He says that all promoters should clearly define their stars and give fans a reason to come to their events, because if the fans don’t care about the performers in a match, they won’t care about the match itself.
“WWE programming is light years ahead of anyone else in terms of production value, but the utilization of those production assets is tied up in pyrotechnics and the slick presentation instead of character building mechanisms, which the company has gotten away from,” Heyman described in his column. “Defining the characters, presenting the persona in a manner the audience would understand and giving the public a reason to be interested in the storylines, emotionally involved in the characters and enticed to pay money to see the outcome of a match that was hyped by the arc of the storyline itself.”
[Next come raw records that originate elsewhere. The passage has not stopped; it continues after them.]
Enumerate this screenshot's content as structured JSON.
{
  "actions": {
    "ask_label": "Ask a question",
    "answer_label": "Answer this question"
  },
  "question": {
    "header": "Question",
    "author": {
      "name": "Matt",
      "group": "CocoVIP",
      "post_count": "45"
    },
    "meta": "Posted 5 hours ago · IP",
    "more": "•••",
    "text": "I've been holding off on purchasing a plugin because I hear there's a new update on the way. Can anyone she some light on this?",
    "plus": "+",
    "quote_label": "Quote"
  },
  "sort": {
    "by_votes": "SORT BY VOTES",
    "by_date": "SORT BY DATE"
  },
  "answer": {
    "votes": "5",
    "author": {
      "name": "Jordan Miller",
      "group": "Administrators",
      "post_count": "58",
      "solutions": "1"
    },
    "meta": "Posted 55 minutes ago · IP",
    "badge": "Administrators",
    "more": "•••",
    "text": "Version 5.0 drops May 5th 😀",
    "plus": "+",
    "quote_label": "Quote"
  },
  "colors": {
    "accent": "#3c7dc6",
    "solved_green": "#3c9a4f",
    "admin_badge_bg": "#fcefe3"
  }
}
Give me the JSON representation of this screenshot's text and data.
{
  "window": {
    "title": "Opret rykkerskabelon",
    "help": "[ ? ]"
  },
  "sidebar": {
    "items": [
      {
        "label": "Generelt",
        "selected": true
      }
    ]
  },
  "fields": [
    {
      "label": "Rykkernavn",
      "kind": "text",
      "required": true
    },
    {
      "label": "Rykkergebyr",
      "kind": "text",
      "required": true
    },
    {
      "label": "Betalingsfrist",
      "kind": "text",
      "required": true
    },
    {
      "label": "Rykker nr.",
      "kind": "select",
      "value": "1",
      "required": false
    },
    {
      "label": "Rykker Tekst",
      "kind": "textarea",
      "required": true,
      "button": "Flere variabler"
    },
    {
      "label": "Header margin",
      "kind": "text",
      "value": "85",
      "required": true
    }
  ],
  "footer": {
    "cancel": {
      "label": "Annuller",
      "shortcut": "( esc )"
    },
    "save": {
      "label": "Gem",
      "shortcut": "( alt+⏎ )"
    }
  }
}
Heyman also states in the blog that pro wrestling companies should always reach out to pop culture and create a product that the current fan-base can relate to.
“Either take the show and re-design the pacing, the formatting, even the way the main events are announced and promoted or change the atmosphere of it to accommodate the pop culture-desirous fan-base that is flocking away from pro wrestling,” he wrote. “It’s time for the writing and production staffs that advise Vince to re-acquaint themselves with what popular movements are taking place, before WWE further victimizes itself by appearing to be out of touch.”
The business has seemingly come around full circle. It appears that the WWE is targeting children again.
“The direction that they’re going in all depends on who their target market is,” Heyman said. “It’s a much more family-oriented product now.”
Apter agrees with that statement, but doesn’t believe that the business has entirely steered away from their previous demographic.
“They (WWE) have not cut out the adult audience. They have just softened the adult product so parents will let their kids watch the shows — and advertisers may consider it a more advertising-friendly environment.”